"If I'm not freezing walking in, I'm freezing on stand."
While most hunters grasp, as well as practice the basic principals of "layering" and manage to the reduction of moisture buildup in their clothing system, I've only met a handful that firmly understand the critical difference between "moisture reduction" and "moisture elimination" and how critical this difference is to staying warm during extended sits.
Unfortunately, when it comes to staying warm, there is no "sliding scale" of moisture buildup versus comfort level. This isn't a scenario where "the wetter you - the colder you are". It's basically as simple as - "get wet at all and you are soon to be cold and likely be heading home". If you are having trouble staying warm on stand, you most likely need to take your clothing system and approach to the next level.
The good news is that finding and managing to this "next level" isn't a difficult task. Finding "the next level" does however take discipline, a little extra effort and a little extra time / patience (it's the time / patience part I struggle with the most). Rather than go on and on with paragraph after paragraph of drawn out advise, here is my shortlist of the basic rules that work extremely well for me :
- Wear as little as is remotely possible walking in, pack in the rest
- The colder it is, the more critical light gear is while walking in
- Slow down - "sweat happens" in activity regardless of temperature- sweat is your #1 enemy
- Cool down before you climb, be patient- it's a long day
- Add bottom layers at close range to the stand and all bottoms go on before you climb, period.
- Add top layers as needed as cold creeps in. Proper use of safety gear is critical when adding tops on stand
- "Error on the side of air" - outer clothing, layers and accessories with air trapping abilities are critical
- Feet go first- change / add socks out at close range to your stand. I often switch to secondary boots and socks 100 yds out. Wear whatever it takes but ensure your system is dry.
- Hands are next- having BOTH light and heavy handwear is a must. Chemical handwarmers are a Godsend
- Proper headwear and hoods are critical to maintaining body heat.
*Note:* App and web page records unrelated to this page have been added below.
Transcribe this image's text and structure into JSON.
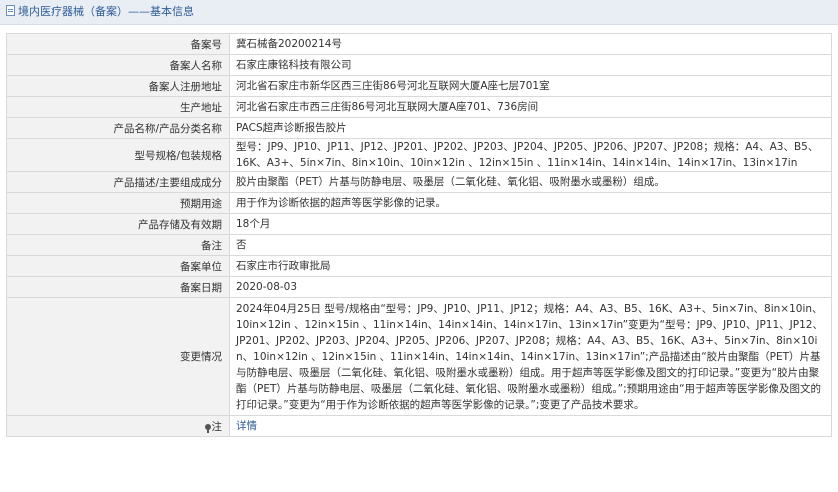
{
  "header": {
    "title": "境内医疗器械（备案）——基本信息"
  },
  "rows": [
    {
      "label": "备案号",
      "value": "冀石械备20200214号"
    },
    {
      "label": "备案人名称",
      "value": "石家庄康铭科技有限公司"
    },
    {
      "label": "备案人注册地址",
      "value": "河北省石家庄市新华区西三庄街86号河北互联网大厦A座七层701室"
    },
    {
      "label": "生产地址",
      "value": "河北省石家庄市西三庄街86号河北互联网大厦A座701、736房间"
    },
    {
      "label": "产品名称/产品分类名称",
      "value": "PACS超声诊断报告胶片"
    },
    {
      "label": "型号规格/包装规格",
      "value": "型号：JP9、JP10、JP11、JP12、JP201、JP202、JP203、JP204、JP205、JP206、JP207、JP208；规格：A4、A3、B5、16K、A3+、5in×7in、8in×10in、10in×12in 、12in×15in 、11in×14in、14in×14in、14in×17in、13in×17in"
    },
    {
      "label": "产品描述/主要组成成分",
      "value": "胶片由聚酯（PET）片基与防静电层、吸墨层（二氧化硅、氧化铝、吸附墨水或墨粉）组成。"
    },
    {
      "label": "预期用途",
      "value": "用于作为诊断依据的超声等医学影像的记录。"
    },
    {
      "label": "产品存储及有效期",
      "value": "18个月"
    },
    {
      "label": "备注",
      "value": "否"
    },
    {
      "label": "备案单位",
      "value": "石家庄市行政审批局"
    },
    {
      "label": "备案日期",
      "value": "2020-08-03"
    },
    {
      "label": "变更情况",
      "value": "2024年04月25日 型号/规格由“型号：JP9、JP10、JP11、JP12；规格：A4、A3、B5、16K、A3+、5in×7in、8in×10in、10in×12in 、12in×15in 、11in×14in、14in×14in、14in×17in、13in×17in”变更为“型号：JP9、JP10、JP11、JP12、JP201、JP202、JP203、JP204、JP205、JP206、JP207、JP208；规格：A4、A3、B5、16K、A3+、5in×7in、8in×10in、10in×12in 、12in×15in 、11in×14in、14in×14in、14in×17in、13in×17in”;产品描述由“胶片由聚酯（PET）片基与防静电层、吸墨层（二氧化硅、氧化铝、吸附墨水或墨粉）组成。用于超声等医学影像及图文的打印记录。”变更为“胶片由聚酯（PET）片基与防静电层、吸墨层（二氧化硅、氧化铝、吸附墨水或墨粉）组成。”;预期用途由“用于超声等医学影像及图文的打印记录。”变更为“用于作为诊断依据的超声等医学影像的记录。”;变更了产品技术要求。"
    },
    {
      "label": "注",
      "value": "详情"
    }
  ]
}
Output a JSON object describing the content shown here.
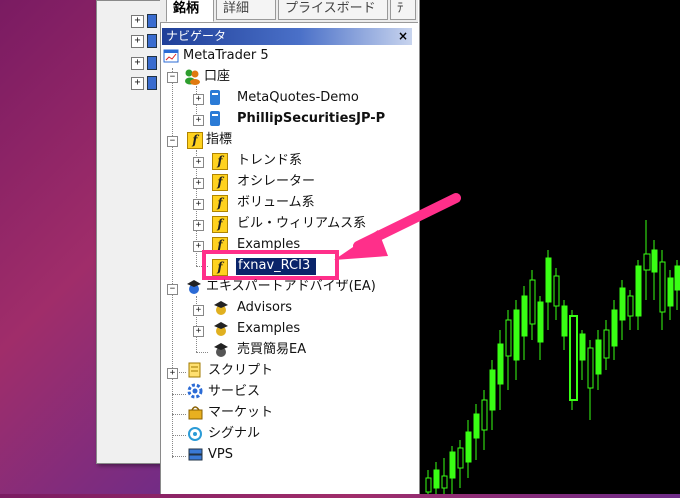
{
  "tabs": {
    "active": "銘柄",
    "second": "詳細",
    "third": "プライスボード",
    "fourth": "ﾃ"
  },
  "navigator": {
    "title": "ナビゲータ",
    "close": "×",
    "root": "MetaTrader 5",
    "accounts": {
      "label": "口座",
      "items": [
        "MetaQuotes-Demo",
        "PhillipSecuritiesJP-P"
      ]
    },
    "indicators": {
      "label": "指標",
      "items": [
        "トレンド系",
        "オシレーター",
        "ボリューム系",
        "ビル・ウィリアムス系",
        "Examples"
      ],
      "selected": "fxnav_RCI3"
    },
    "experts": {
      "label": "エキスパートアドバイザ(EA)",
      "items": [
        "Advisors",
        "Examples",
        "売買簡易EA"
      ]
    },
    "others": [
      "スクリプト",
      "サービス",
      "マーケット",
      "シグナル",
      "VPS"
    ]
  },
  "colors": {
    "highlight": "#ff2f8a",
    "selection": "#0a246a",
    "candle": "#39ff14"
  },
  "icons": {
    "root": "window-icon",
    "accounts": "people-icon",
    "indicator": "function-f-icon",
    "experts": "expert-hat-icon",
    "scripts": "script-icon",
    "services": "gear-icon",
    "market": "basket-icon",
    "signals": "signal-icon",
    "vps": "server-icon"
  }
}
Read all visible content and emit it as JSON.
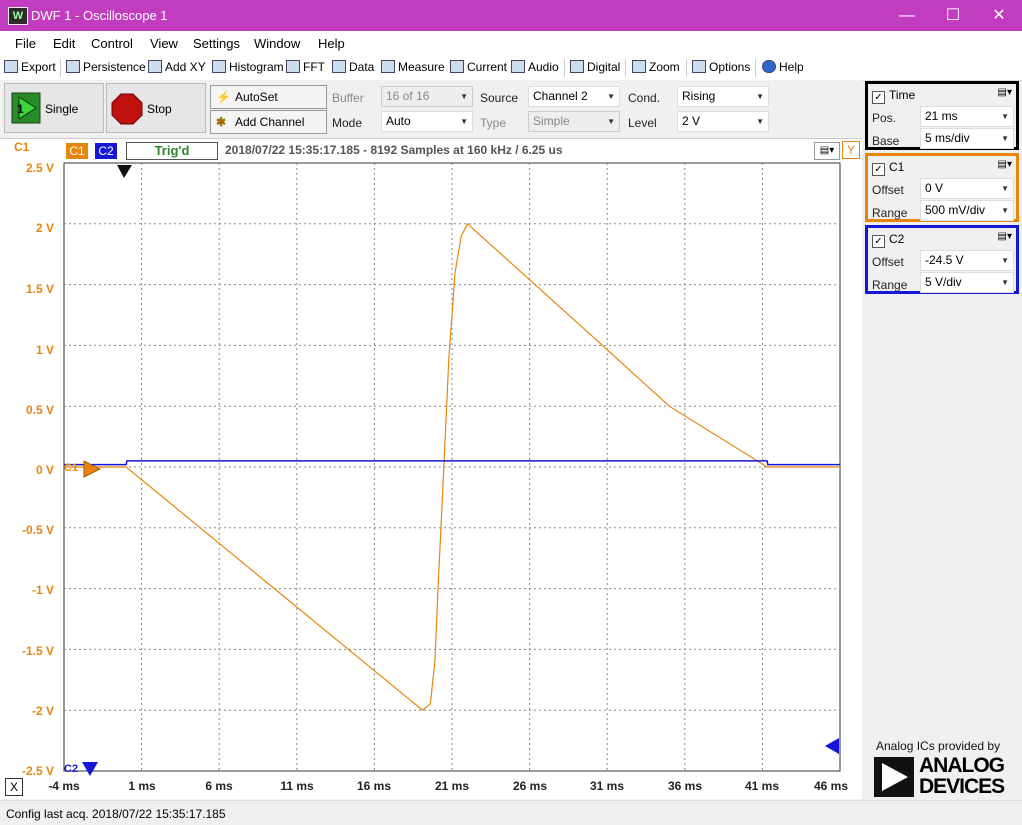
{
  "window": {
    "title": "DWF 1 - Oscilloscope 1",
    "app_icon_text": "W",
    "minimize": "—",
    "maximize": "☐",
    "close": "✕"
  },
  "menu": [
    "File",
    "Edit",
    "Control",
    "View",
    "Settings",
    "Window",
    "Help"
  ],
  "toolbar": [
    "Export",
    "Persistence",
    "Add XY",
    "Histogram",
    "FFT",
    "Data",
    "Measure",
    "Current",
    "Audio",
    "Digital",
    "Zoom",
    "Options",
    "Help"
  ],
  "controls": {
    "single_label": "Single",
    "stop_label": "Stop",
    "autoset_label": "AutoSet",
    "add_channel_label": "Add Channel",
    "buffer_label": "Buffer",
    "buffer_value": "16 of 16",
    "mode_label": "Mode",
    "mode_value": "Auto",
    "source_label": "Source",
    "source_value": "Channel 2",
    "type_label": "Type",
    "type_value": "Simple",
    "cond_label": "Cond.",
    "cond_value": "Rising",
    "level_label": "Level",
    "level_value": "2 V"
  },
  "plot_header": {
    "axis_channel": "C1",
    "c1_tab": "C1",
    "c2_tab": "C2",
    "trig_status": "Trig'd",
    "info": "2018/07/22  15:35:17.185 - 8192 Samples at 160 kHz / 6.25 us",
    "y_button": "Y",
    "x_button": "X",
    "c1_marker": "C1",
    "c2_marker": "C2"
  },
  "chart_data": {
    "type": "line",
    "xlim": [
      -4,
      46
    ],
    "ylim": [
      -2.5,
      2.5
    ],
    "x_ticks": [
      "-4 ms",
      "1 ms",
      "6 ms",
      "11 ms",
      "16 ms",
      "21 ms",
      "26 ms",
      "31 ms",
      "36 ms",
      "41 ms",
      "46 ms"
    ],
    "y_ticks": [
      "2.5 V",
      "2 V",
      "1.5 V",
      "1 V",
      "0.5 V",
      "0 V",
      "-0.5 V",
      "-1 V",
      "-1.5 V",
      "-2 V",
      "-2.5 V"
    ],
    "grid": true,
    "series": [
      {
        "name": "C1",
        "color": "#e8850c",
        "x": [
          -4,
          0,
          19.1,
          19.6,
          19.9,
          20.1,
          20.4,
          20.8,
          21.2,
          21.6,
          22.0,
          30,
          35,
          41.3,
          46
        ],
        "y": [
          0,
          0,
          -2.0,
          -1.95,
          -1.6,
          -1.0,
          -0.2,
          0.9,
          1.6,
          1.9,
          2.0,
          1.08,
          0.5,
          0,
          0
        ]
      },
      {
        "name": "C2",
        "color": "#1616d6",
        "x": [
          -4,
          0,
          0.05,
          41.3,
          41.35,
          46
        ],
        "y": [
          -24.3,
          -24.3,
          -24.0,
          -24.0,
          -24.3,
          -24.3
        ]
      }
    ]
  },
  "time_panel": {
    "title": "Time",
    "pos_label": "Pos.",
    "pos_value": "21 ms",
    "base_label": "Base",
    "base_value": "5 ms/div",
    "color": "#000000"
  },
  "c1_panel": {
    "title": "C1",
    "offset_label": "Offset",
    "offset_value": "0 V",
    "range_label": "Range",
    "range_value": "500 mV/div",
    "color": "#e8850c"
  },
  "c2_panel": {
    "title": "C2",
    "offset_label": "Offset",
    "offset_value": "-24.5 V",
    "range_label": "Range",
    "range_value": "5 V/div",
    "color": "#1616d6"
  },
  "brand": {
    "tagline": "Analog ICs provided by",
    "name_line1": "ANALOG",
    "name_line2": "DEVICES"
  },
  "status": {
    "text": "Config last acq. 2018/07/22  15:35:17.185"
  }
}
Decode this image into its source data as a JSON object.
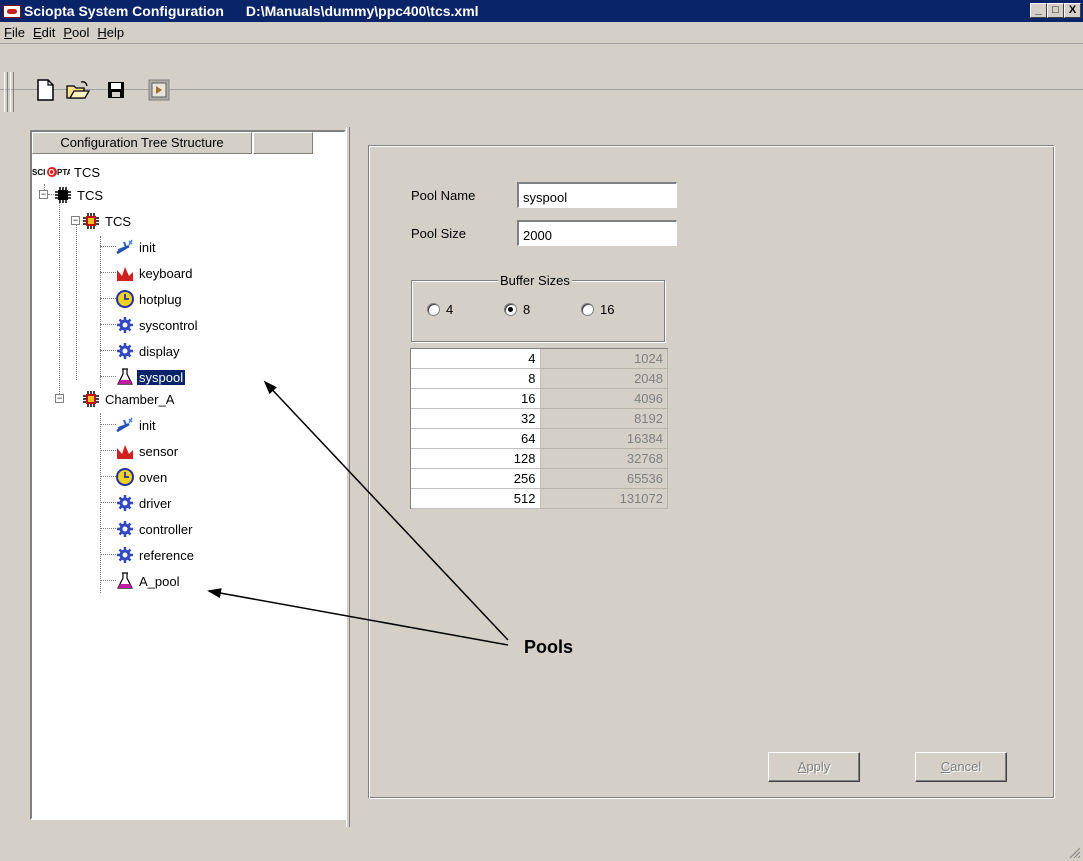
{
  "window": {
    "title": "Sciopta System Configuration",
    "path": "D:\\Manuals\\dummy\\ppc400\\tcs.xml",
    "controls": [
      "_",
      "□",
      "X"
    ]
  },
  "menu": [
    {
      "label": "File",
      "accel": "F",
      "rest": "ile"
    },
    {
      "label": "Edit",
      "accel": "E",
      "rest": "dit"
    },
    {
      "label": "Pool",
      "accel": "P",
      "rest": "ool"
    },
    {
      "label": "Help",
      "accel": "H",
      "rest": "elp"
    }
  ],
  "toolbar": {
    "buttons": [
      "new-document-icon",
      "open-folder-icon",
      "save-disk-icon",
      "exit-door-icon"
    ]
  },
  "tree": {
    "header": "Configuration Tree Structure",
    "root_label": "TCS",
    "root_logo_text": "SCIOPTA",
    "items": [
      {
        "label": "TCS",
        "icon": "cpu-chip-icon"
      },
      {
        "label": "TCS",
        "icon": "module-chip-icon"
      },
      {
        "label": "init",
        "icon": "init-wand-icon"
      },
      {
        "label": "keyboard",
        "icon": "interrupt-process-icon"
      },
      {
        "label": "hotplug",
        "icon": "timer-process-icon"
      },
      {
        "label": "syscontrol",
        "icon": "prioritized-process-icon"
      },
      {
        "label": "display",
        "icon": "prioritized-process-icon"
      },
      {
        "label": "syspool",
        "icon": "pool-flask-icon",
        "selected": true
      },
      {
        "label": "Chamber_A",
        "icon": "module-chip-icon"
      },
      {
        "label": "init",
        "icon": "init-wand-icon"
      },
      {
        "label": "sensor",
        "icon": "interrupt-process-icon"
      },
      {
        "label": "oven",
        "icon": "timer-process-icon"
      },
      {
        "label": "driver",
        "icon": "prioritized-process-icon"
      },
      {
        "label": "controller",
        "icon": "prioritized-process-icon"
      },
      {
        "label": "reference",
        "icon": "prioritized-process-icon"
      },
      {
        "label": "A_pool",
        "icon": "pool-flask-icon"
      }
    ]
  },
  "form": {
    "pool_name_label": "Pool Name",
    "pool_name_value": "syspool",
    "pool_size_label": "Pool Size",
    "pool_size_value": "2000",
    "buffer_sizes_title": "Buffer Sizes",
    "radio_options": [
      {
        "label": "4",
        "checked": false
      },
      {
        "label": "8",
        "checked": true
      },
      {
        "label": "16",
        "checked": false
      }
    ],
    "buffers": [
      [
        "4",
        "1024"
      ],
      [
        "8",
        "2048"
      ],
      [
        "16",
        "4096"
      ],
      [
        "32",
        "8192"
      ],
      [
        "64",
        "16384"
      ],
      [
        "128",
        "32768"
      ],
      [
        "256",
        "65536"
      ],
      [
        "512",
        "131072"
      ]
    ],
    "apply_label": "Apply",
    "apply_accel": "A",
    "apply_rest": "pply",
    "cancel_label": "Cancel",
    "cancel_accel": "C",
    "cancel_rest": "ancel"
  },
  "annotation": {
    "label": "Pools"
  }
}
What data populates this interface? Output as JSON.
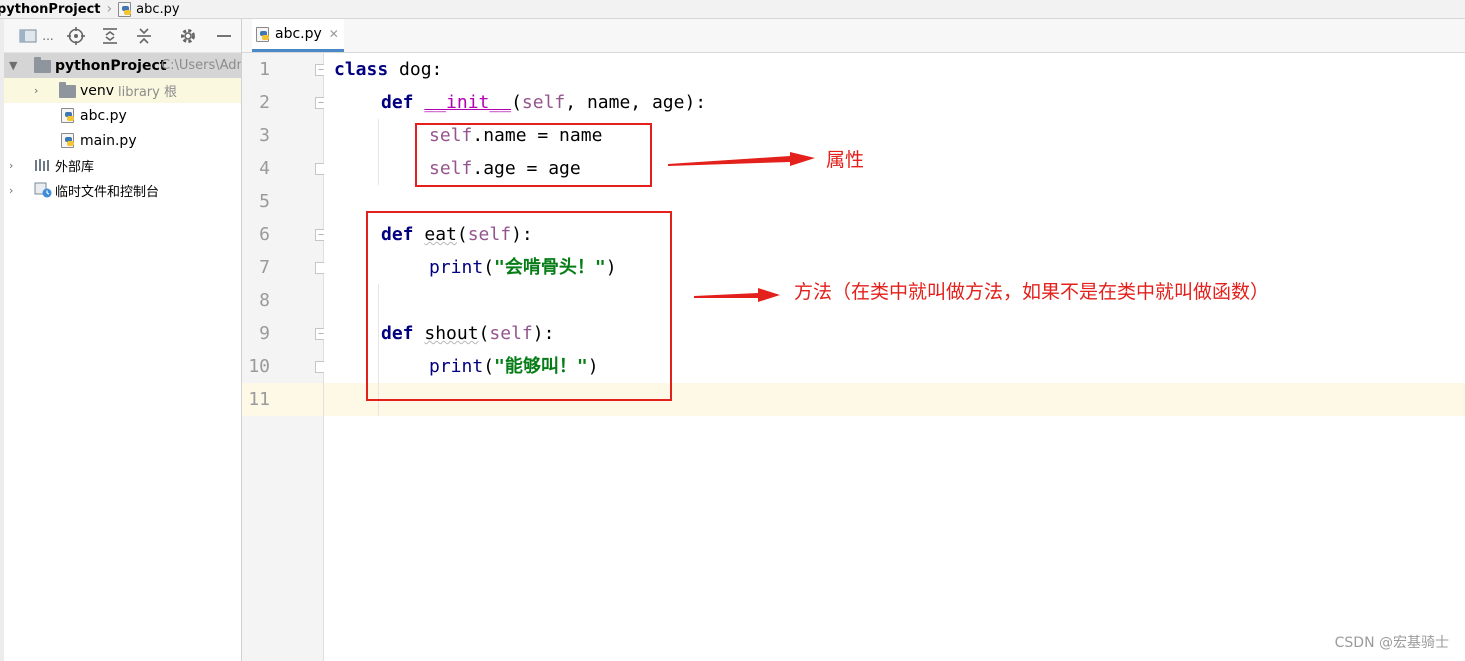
{
  "breadcrumb": {
    "project": "pythonProject",
    "file": "abc.py"
  },
  "project_panel": {
    "toolbar_icons": [
      "project-view-icon",
      "locate-icon",
      "expand-all-icon",
      "collapse-all-icon",
      "gear-icon",
      "minimize-icon"
    ],
    "toolbar_view_label": "...",
    "tree": {
      "root_name": "pythonProject",
      "root_path": "C:\\Users\\Adm",
      "venv_name": "venv",
      "venv_hint": "library 根",
      "file_abc": "abc.py",
      "file_main": "main.py",
      "external_libs": "外部库",
      "scratches": "临时文件和控制台"
    }
  },
  "editor": {
    "tab_label": "abc.py",
    "line_numbers": [
      "1",
      "2",
      "3",
      "4",
      "5",
      "6",
      "7",
      "8",
      "9",
      "10",
      "11"
    ],
    "code": {
      "l1_kw": "class",
      "l1_rest": " dog:",
      "l2_kw": "def",
      "l2_fn": "__init__",
      "l2_open": "(",
      "l2_self": "self",
      "l2_rest": ", name, age):",
      "l3_self": "self",
      "l3_rest": ".name = name",
      "l4_self": "self",
      "l4_rest": ".age = age",
      "l6_kw": "def",
      "l6_fn": "eat",
      "l6_open": "(",
      "l6_self": "self",
      "l6_close": "):",
      "l7_fn": "print",
      "l7_open": "(",
      "l7_str": "\"会啃骨头！\"",
      "l7_close": ")",
      "l9_kw": "def",
      "l9_fn": "shout",
      "l9_open": "(",
      "l9_self": "self",
      "l9_close": "):",
      "l10_fn": "print",
      "l10_open": "(",
      "l10_str": "\"能够叫！\"",
      "l10_close": ")"
    }
  },
  "annotations": {
    "attributes_label": "属性",
    "methods_label": "方法（在类中就叫做方法，如果不是在类中就叫做函数）",
    "color": "#e3201b"
  },
  "watermark": "CSDN @宏基骑士"
}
Once you are cold, its difficult to get out of this "well". Through many many years (decades actually) of literally freezing on stand, I've slowly learned that it's entirely possible to stay warm on stand in even the coldest of temps. I can honestly say that in the 2021 season, I did not get even remotely cold on stand one single time. We never got hit with the 10 and 20 below type temps that I've come to love to hunt in but I did sit many full days in lower single digits (sometimes in heavy winds) last fall and winter. I'm not bragging here and my point is that it can be done and it's not really that hard. I've undoubtedly confirmed that I'm only as good as the "weakest link in my system" however. But as long as I put the effort in and follow the basics and work hard to ELIMINATE moisture, I'm way more effective in the cold than I ever thought possible.